▶ What you will do: In the entries below, the word "badge" appears on some lines. Copy each of those lines.

▶ Task inputs:
┄┄┄┄┄┄┄┄┄┄
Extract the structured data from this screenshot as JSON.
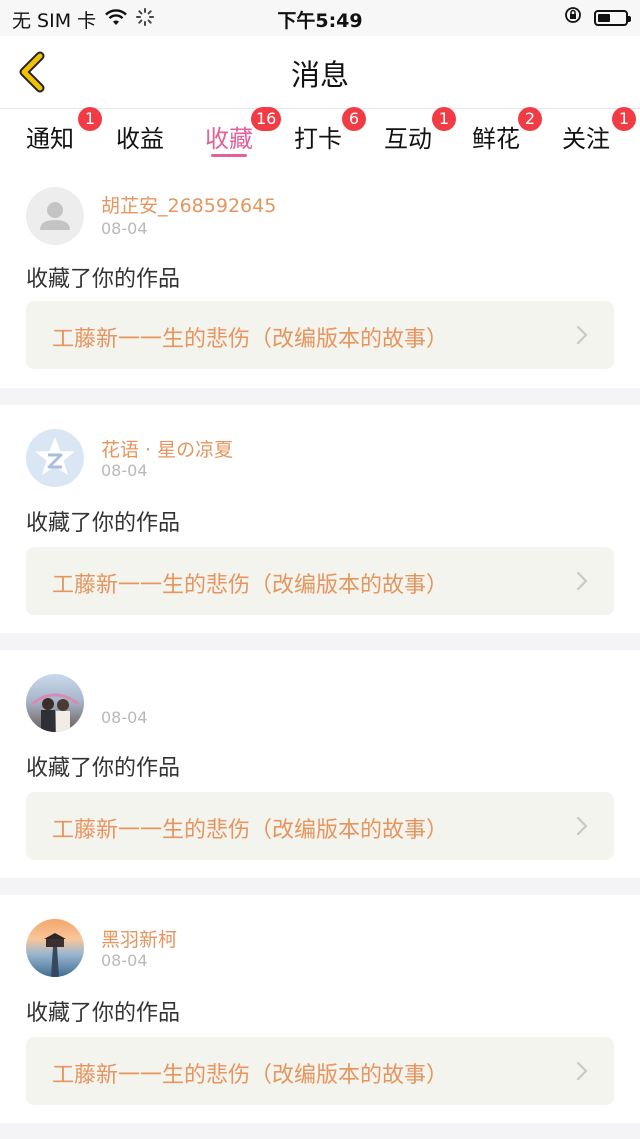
{
  "status_bar": {
    "carrier": "无 SIM 卡",
    "time": "下午5:49"
  },
  "nav": {
    "title": "消息"
  },
  "tabs": [
    {
      "label": "通知",
      "badge": "1"
    },
    {
      "label": "收益",
      "badge": ""
    },
    {
      "label": "收藏",
      "badge": "16",
      "active": true
    },
    {
      "label": "打卡",
      "badge": "6"
    },
    {
      "label": "互动",
      "badge": "1"
    },
    {
      "label": "鲜花",
      "badge": "2"
    },
    {
      "label": "关注",
      "badge": "1"
    }
  ],
  "messages": [
    {
      "user": "胡芷安_268592645",
      "date": "08-04",
      "action": "收藏了你的作品",
      "work": "工藤新一一生的悲伤（改编版本的故事）"
    },
    {
      "user": "花语 · 星の凉夏",
      "date": "08-04",
      "action": "收藏了你的作品",
      "work": "工藤新一一生的悲伤（改编版本的故事）"
    },
    {
      "user": "",
      "date": "08-04",
      "action": "收藏了你的作品",
      "work": "工藤新一一生的悲伤（改编版本的故事）"
    },
    {
      "user": "黑羽新柯",
      "date": "08-04",
      "action": "收藏了你的作品",
      "work": "工藤新一一生的悲伤（改编版本的故事）"
    }
  ],
  "colors": {
    "accent": "#e3619a",
    "name": "#e6955e",
    "badge": "#f13b45",
    "back_arrow": "#f2c200"
  }
}
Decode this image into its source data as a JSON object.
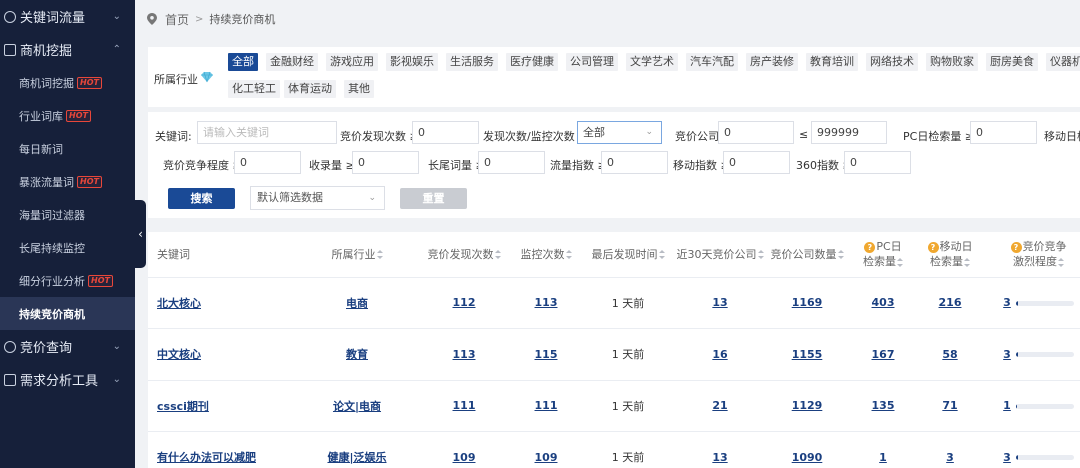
{
  "sidebar": {
    "menus": [
      {
        "label": "关键词流量",
        "icon": "keyword-icon"
      },
      {
        "label": "商机挖掘",
        "icon": "opportunity-icon"
      }
    ],
    "sub_items": [
      {
        "label": "商机词挖掘",
        "hot": "HOT"
      },
      {
        "label": "行业词库",
        "hot": "HOT"
      },
      {
        "label": "每日新词",
        "hot": ""
      },
      {
        "label": "暴涨流量词",
        "hot": "HOT"
      },
      {
        "label": "海量词过滤器",
        "hot": ""
      },
      {
        "label": "长尾持续监控",
        "hot": ""
      },
      {
        "label": "细分行业分析",
        "hot": "HOT"
      },
      {
        "label": "持续竞价商机",
        "hot": ""
      }
    ],
    "bottom_menus": [
      {
        "label": "竞价查询",
        "icon": "bid-query-icon"
      },
      {
        "label": "需求分析工具",
        "icon": "demand-analysis-icon"
      }
    ]
  },
  "breadcrumb": {
    "home": "首页",
    "sep": ">",
    "current": "持续竞价商机"
  },
  "industry": {
    "label": "所属行业",
    "tags": [
      "全部",
      "金融财经",
      "游戏应用",
      "影视娱乐",
      "生活服务",
      "医疗健康",
      "公司管理",
      "文学艺术",
      "汽车汽配",
      "房产装修",
      "教育培训",
      "网络技术",
      "购物败家",
      "厨房美食",
      "仪器机械",
      "化工轻工",
      "体育运动",
      "其他"
    ],
    "selected": "全部"
  },
  "filters": {
    "keyword_label": "关键词:",
    "keyword_placeholder": "请输入关键词",
    "bid_found_label": "竞价发现次数 ≥",
    "bid_found_value": "0",
    "ratio_label": "发现次数/监控次数 ≥",
    "ratio_value": "全部",
    "bid_company_label": "竞价公司",
    "bid_company_min": "0",
    "le_label": "≤",
    "bid_company_max": "999999",
    "pc_label": "PC日检索量 ≥",
    "pc_value": "0",
    "mobile_label": "移动日检",
    "competition_label": "竞价竞争程度 ≥",
    "competition_value": "0",
    "index_label": "收录量 ≥",
    "index_value": "0",
    "longtail_label": "长尾词量 ≥",
    "longtail_value": "0",
    "flow_label": "流量指数 ≥",
    "flow_value": "0",
    "mobile_index_label": "移动指数 ≥",
    "mobile_index_value": "0",
    "index360_label": "360指数 ≥",
    "index360_value": "0"
  },
  "actions": {
    "search": "搜索",
    "preset": "默认筛选数据",
    "reset": "重置"
  },
  "table": {
    "headers": [
      "关键词",
      "所属行业",
      "竞价发现次数",
      "监控次数",
      "最后发现时间",
      "近30天竞价公司",
      "竞价公司数量",
      "PC日\n检索量",
      "移动日\n检索量",
      "竞价竞争\n激烈程度"
    ],
    "rows": [
      {
        "keyword": "北大核心",
        "industry": "电商",
        "found": "112",
        "monitor": "113",
        "last": "1 天前",
        "recent30": "13",
        "companies": "1169",
        "pc": "403",
        "mobile": "216",
        "competition": "3",
        "bar": 0.04
      },
      {
        "keyword": "中文核心",
        "industry": "教育",
        "found": "113",
        "monitor": "115",
        "last": "1 天前",
        "recent30": "16",
        "companies": "1155",
        "pc": "167",
        "mobile": "58",
        "competition": "3",
        "bar": 0.04
      },
      {
        "keyword": "cssci期刊",
        "industry": "论文|电商",
        "found": "111",
        "monitor": "111",
        "last": "1 天前",
        "recent30": "21",
        "companies": "1129",
        "pc": "135",
        "mobile": "71",
        "competition": "1",
        "bar": 0.02
      },
      {
        "keyword": "有什么办法可以减肥",
        "industry": "健康|泛娱乐",
        "found": "109",
        "monitor": "109",
        "last": "1 天前",
        "recent30": "13",
        "companies": "1090",
        "pc": "1",
        "mobile": "3",
        "competition": "3",
        "bar": 0.04
      }
    ]
  },
  "colors": {
    "sidebar_bg": "#16203a",
    "primary": "#1a4a96",
    "hot": "#e8473a",
    "link": "#1a3f80",
    "help": "#f0a830"
  }
}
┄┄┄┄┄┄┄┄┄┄
▶ Answer for this exercise:
      "badge": "1"
      "badge": ""
      "badge": "16",
      "badge": "6"
      "badge": "1"
      "badge": "2"
      "badge": "1"
    "badge": "#f13b45",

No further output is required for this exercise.